══ Information given ══

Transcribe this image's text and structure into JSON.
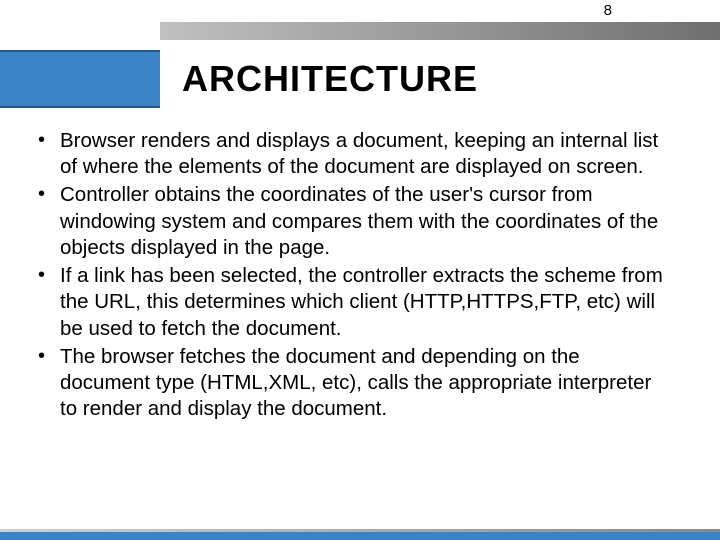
{
  "page_number": "8",
  "title": "ARCHITECTURE",
  "bullets": [
    "Browser renders and displays a document, keeping an internal list of where the elements of the document are displayed on screen.",
    "Controller obtains the coordinates of the user's cursor from windowing system and compares them with the coordinates of the objects displayed in the page.",
    "If a link has been selected, the controller extracts the scheme from the URL, this determines which client (HTTP,HTTPS,FTP, etc) will be used to fetch the document.",
    "The browser fetches the document and depending on the document type (HTML,XML, etc), calls the appropriate interpreter to render and display the document."
  ]
}
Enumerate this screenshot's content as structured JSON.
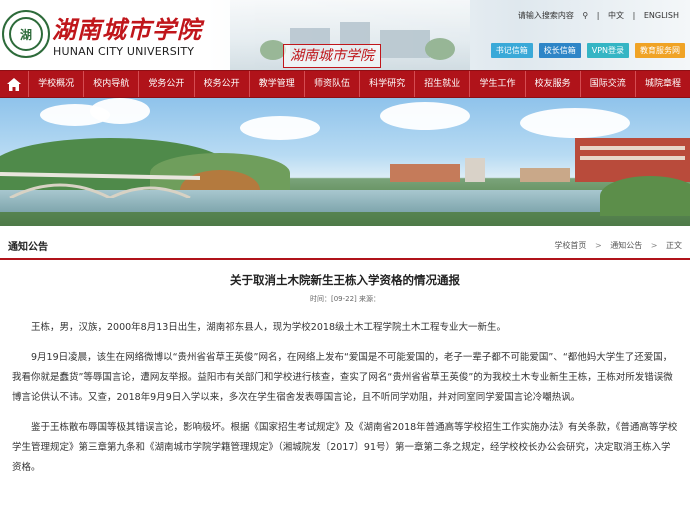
{
  "header": {
    "school_name_cn": "湖南城市学院",
    "school_name_en": "HUNAN CITY UNIVERSITY",
    "logo_text": "湖",
    "campus_stamp": "湖南城市学院",
    "search_placeholder": "请输入搜索内容",
    "lang_cn": "中文",
    "lang_en": "ENGLISH",
    "quick_buttons": [
      {
        "label": "书记信箱",
        "color": "#3aa9d8"
      },
      {
        "label": "校长信箱",
        "color": "#2e85c7"
      },
      {
        "label": "VPN登录",
        "color": "#35b5c4"
      },
      {
        "label": "教育服务网",
        "color": "#f0a325"
      }
    ]
  },
  "nav": {
    "home_icon": "home-icon",
    "items": [
      "学校概况",
      "校内导航",
      "党务公开",
      "校务公开",
      "教学管理",
      "师资队伍",
      "科学研究",
      "招生就业",
      "学生工作",
      "校友服务",
      "国际交流",
      "城院章程"
    ]
  },
  "section": {
    "title": "通知公告",
    "breadcrumb": [
      "学校首页",
      "通知公告",
      "正文"
    ]
  },
  "article": {
    "title": "关于取消土木院新生王栋入学资格的情况通报",
    "meta": "时间：[09-22]  来源：",
    "paragraphs": [
      "王栋，男，汉族，2000年8月13日出生，湖南祁东县人，现为学校2018级土木工程学院土木工程专业大一新生。",
      "9月19日凌晨，该生在网络微博以“贵州省省草王英俊”网名，在网络上发布“爱国是不可能爱国的，老子一辈子都不可能爱国”、“都他妈大学生了还爱国，我看你就是蠢货”等辱国言论，遭网友举报。益阳市有关部门和学校进行核查，查实了网名“贵州省省草王英俊”的为我校土木专业新生王栋，王栋对所发错误微博言论供认不讳。又查，2018年9月9日入学以来，多次在学生宿舍发表辱国言论，且不听同学劝阻，并对同室同学爱国言论冷嘲热讽。",
      "鉴于王栋散布辱国等极其错误言论，影响极坏。根据《国家招生考试规定》及《湖南省2018年普通高等学校招生工作实施办法》有关条款，《普通高等学校学生管理规定》第三章第九条和《湖南城市学院学籍管理规定》（湘城院发〔2017〕91号）第一章第二条之规定，经学校校长办公会研究，决定取消王栋入学资格。"
    ]
  }
}
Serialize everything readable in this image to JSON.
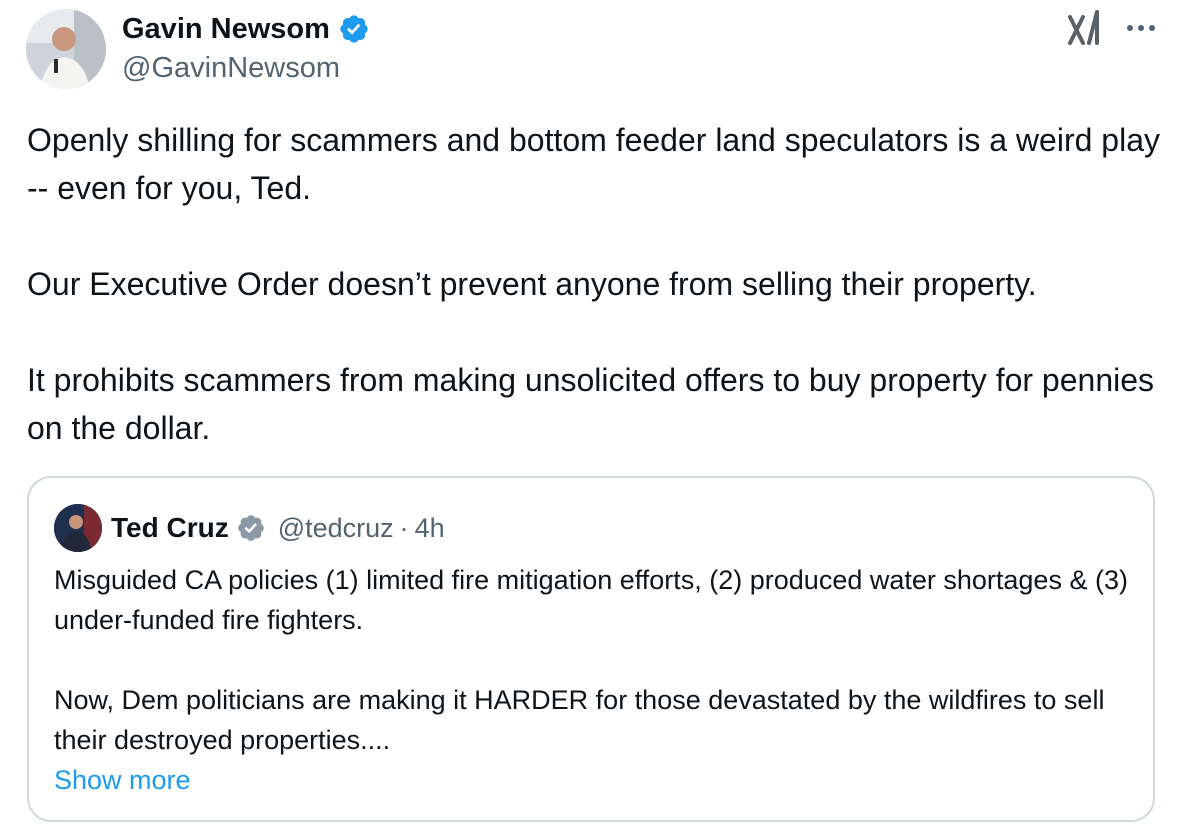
{
  "tweet": {
    "author": {
      "name": "Gavin Newsom",
      "handle": "@GavinNewsom",
      "verified": true,
      "avatar_icon": "profile-photo"
    },
    "paragraphs": [
      "Openly shilling for scammers and bottom feeder land speculators is a weird play -- even for you, Ted.",
      "Our Executive Order doesn’t prevent anyone from selling their property.",
      "It prohibits scammers from making unsolicited offers to buy property for pennies on the dollar."
    ],
    "icons": {
      "platform": "x-logo-icon",
      "menu": "more-options-icon"
    }
  },
  "quote": {
    "author": {
      "name": "Ted Cruz",
      "handle": "@tedcruz",
      "separator": "·",
      "time": "4h",
      "verified": true,
      "avatar_icon": "profile-photo"
    },
    "paragraphs": [
      "Misguided CA policies (1) limited fire mitigation efforts, (2) produced water shortages & (3) under-funded fire fighters.",
      "Now, Dem politicians are making it HARDER for those devastated by the wildfires to sell their destroyed properties...."
    ],
    "show_more": "Show more"
  },
  "colors": {
    "text": "#0f1419",
    "secondary": "#536471",
    "link": "#1d9bf0",
    "verified": "#1d9bf0",
    "border": "#cfd9de"
  }
}
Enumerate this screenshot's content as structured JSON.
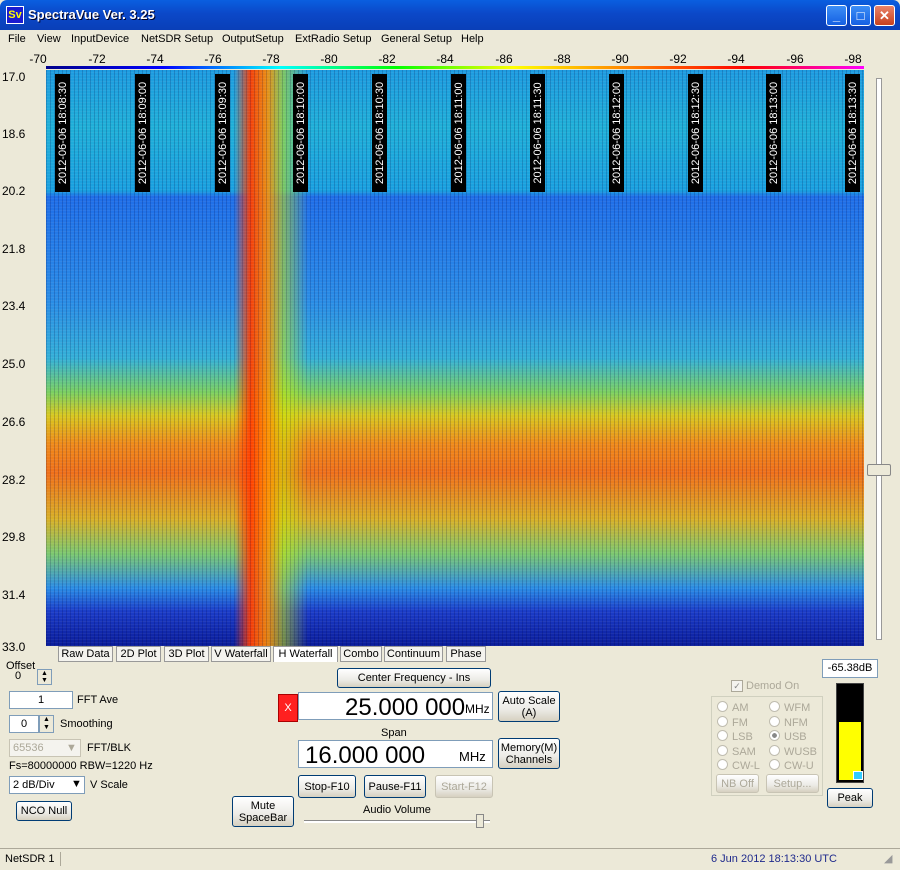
{
  "window": {
    "title": "SpectraVue Ver. 3.25",
    "icon_text": "Sv",
    "minimize": "_",
    "maximize": "□",
    "close": "✕"
  },
  "menu": [
    "File",
    "View",
    "InputDevice",
    "NetSDR Setup",
    "OutputSetup",
    "ExtRadio Setup",
    "General Setup",
    "Help"
  ],
  "freq_axis": [
    "-70",
    "-72",
    "-74",
    "-76",
    "-78",
    "-80",
    "-82",
    "-84",
    "-86",
    "-88",
    "-90",
    "-92",
    "-94",
    "-96",
    "-98"
  ],
  "time_axis": [
    "17.0",
    "18.6",
    "20.2",
    "21.8",
    "23.4",
    "25.0",
    "26.6",
    "28.2",
    "29.8",
    "31.4",
    "33.0"
  ],
  "timestamps": [
    "2012-06-06 18:08:30",
    "2012-06-06 18:09:00",
    "2012-06-06 18:09:30",
    "2012-06-06 18:10:00",
    "2012-06-06 18:10:30",
    "2012-06-06 18:11:00",
    "2012-06-06 18:11:30",
    "2012-06-06 18:12:00",
    "2012-06-06 18:12:30",
    "2012-06-06 18:13:00",
    "2012-06-06 18:13:30"
  ],
  "tabs": [
    "Raw Data",
    "2D Plot",
    "3D Plot",
    "V Waterfall",
    "H Waterfall",
    "Combo",
    "Continuum",
    "Phase"
  ],
  "active_tab": "H Waterfall",
  "controls": {
    "offset_label": "Offset",
    "offset_value": "0",
    "fft_ave_value": "1",
    "fft_ave_label": "FFT Ave",
    "smoothing_value": "0",
    "smoothing_label": "Smoothing",
    "fft_blk_value": "65536",
    "fft_blk_label": "FFT/BLK",
    "fs_info": "Fs=80000000 RBW=1220 Hz",
    "vscale_value": "2 dB/Div",
    "vscale_label": "V Scale",
    "nco_null": "NCO Null",
    "mute": "Mute\nSpaceBar",
    "center_freq_btn": "Center Frequency - Ins",
    "center_freq_value": "25.000 000",
    "unit_mhz": "MHz",
    "span_label": "Span",
    "span_value": "16.000 000",
    "auto_scale": "Auto Scale\n(A)",
    "memory": "Memory(M)\nChannels",
    "stop": "Stop-F10",
    "pause": "Pause-F11",
    "start": "Start-F12",
    "audio_volume": "Audio Volume",
    "x_mark": "X"
  },
  "demod": {
    "label": "Demod On",
    "modes": [
      "AM",
      "WFM",
      "FM",
      "NFM",
      "LSB",
      "USB",
      "SAM",
      "WUSB",
      "CW-L",
      "CW-U"
    ],
    "selected": "USB",
    "nb_off": "NB Off",
    "setup": "Setup..."
  },
  "meter": {
    "reading": "-65.38dB",
    "peak": "Peak",
    "level": 0.62
  },
  "status": {
    "left": "NetSDR 1",
    "right": "6 Jun 2012  18:13:30 UTC"
  },
  "colors": {
    "title_blue": "#0b48c8",
    "x_red": "#ff2020",
    "status_date": "#1f2a8c"
  }
}
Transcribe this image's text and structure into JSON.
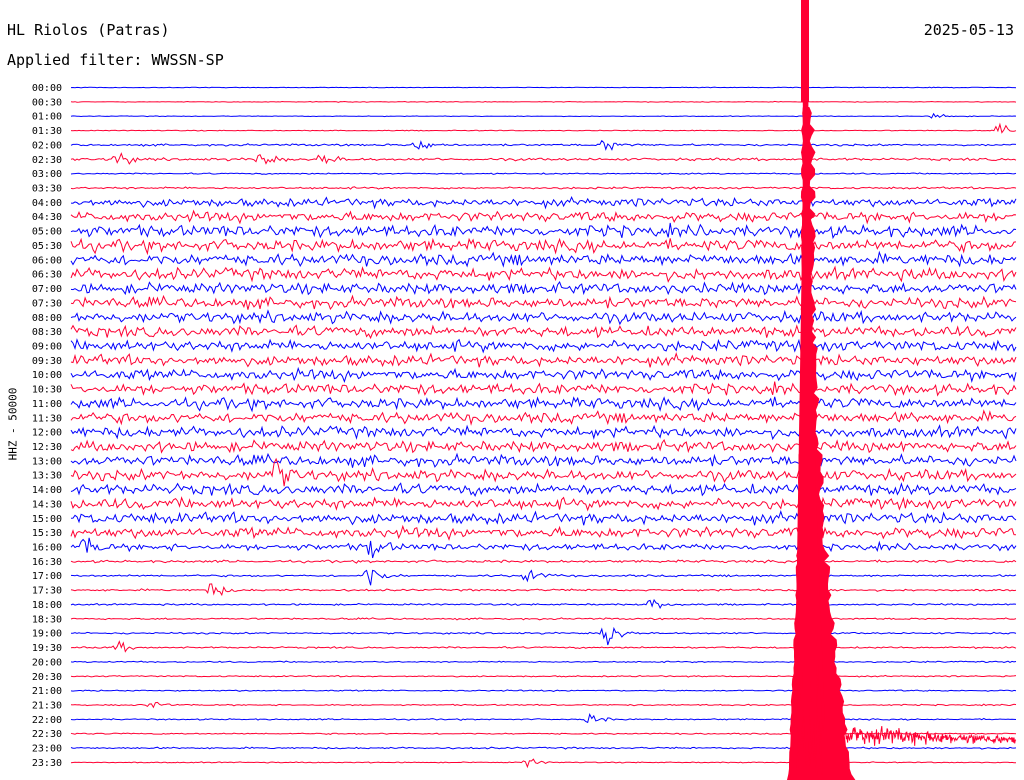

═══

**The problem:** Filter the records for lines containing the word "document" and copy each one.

**Output of the exercise:**
    "Browser renders and displays a document, keeping an internal list of where the elements of the document are displayed on screen.",
    "If a link has been selected, the controller extracts the scheme from the URL, this determines which client (HTTP,HTTPS,FTP, etc) will be used to fetch the document.",
    "The browser fetches the document and depending on the document type (HTML,XML, etc), calls the appropriate interpreter to render and display the document."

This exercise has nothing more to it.